When Pearl was a toddler, all her toys fit on two shelves held up by cinder blocks. Most every day, with sun streaming in through big windows of the old Victorian where we lived at the time, she would absorb herself in exploring all her belongings and scatter them around in the process.

Later in the day, or the next morning, she’d show no interest in the toys that had been removed from the organized rows. She would wander aimlessly, unhappy and bored. But as soon as I tidied up the collection of blocks and dolls and plastic pull-toys, they were fascinating again and good for another long spell of play.

My own toy shelves hadn’t been tidied in at least 20 years until last summer when I tackled the chaos. I’m speaking of the boxes and baskets that held bolts and scraps of fabric, scissors and embroidery thread and patterns.
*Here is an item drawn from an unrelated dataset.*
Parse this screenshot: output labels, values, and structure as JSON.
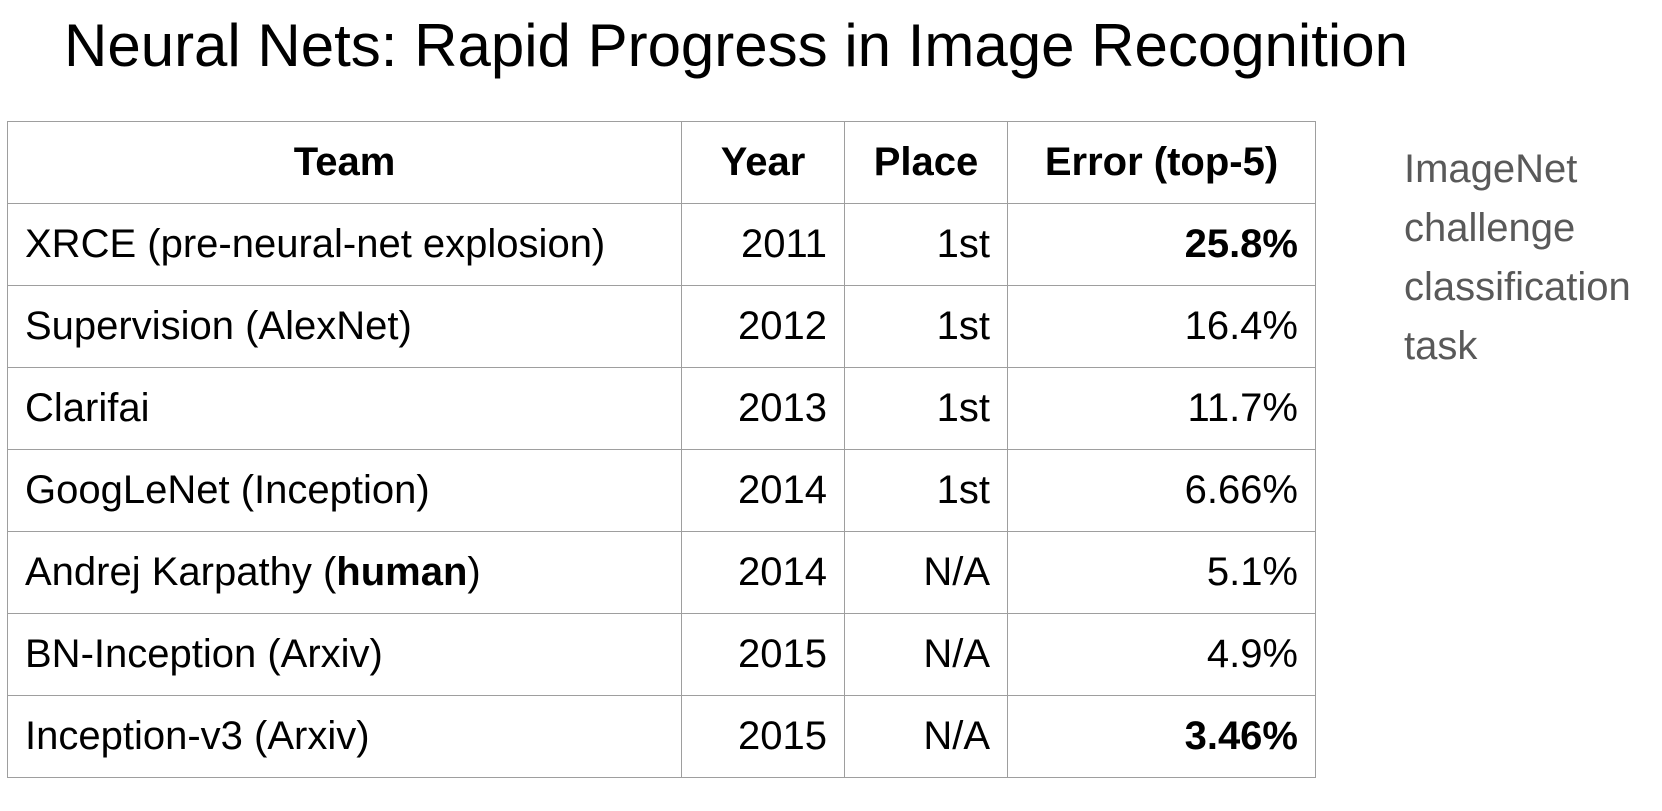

Binder paper on which I’d written the body measurements of my granddaughters’ dolls, and the design for a copy of Bird’s tattered apron. Inherited notions, thimbles & thimble keeper.

Because I was known to like to sew, people thought of me when a grandmother or aunt died and left a button box or collections of needles and zippers, and I welcomed the gifts with open arms. You would think it was I and not my parents who grew up in The Depression; I even followed the example of my foremothers and snipped the buttons off before tossing out any raggedy shirt.

My grandmother Grace’s button box at least did keep all the buttons in one place. I still can’t bring myself to throw out the cards of odd old buttons in the bottom of it, and every year or two I pore over the loose ones in the top tray and imagine what I could stitch them on to.

You can see the closed button box on the floor.

All my wealth of possibilities grew without much notice because for a long time I couldn’t decide which spot or room would be my sewing area, and sometimes I’d let a year or more go by without even opening my sewing machine. But once everything had been deposited in one room, I saw that it was a burdensome barnful.

The chosen spot is a bedroom where I can have my sewing machine near the door and while I sit at it I can face outward toward the rest of the house; I didn’t want to lose touch with what might be going on downstairs. I had tried out the great room that is far removed from everything and often too cold, and I had also tried another bedroom that was too cramped, even though it was prettier.

Once I had invested in some storage racks and containers, and put things into their places, I could jump at the chance to sew doll clothes last year, knowing that my tools and materials were where I could find them. In the process of organizing, I found some interesting antique notions. And one of the doll clothes hangers that I had made and completely forgotten about.

Now that all my pins are in one box, all the spare buttons from purchased garments are in another, and there are no boxes of Hodgepodge anymore, my needlecrafting spirits have been lifted and I feel like playing again.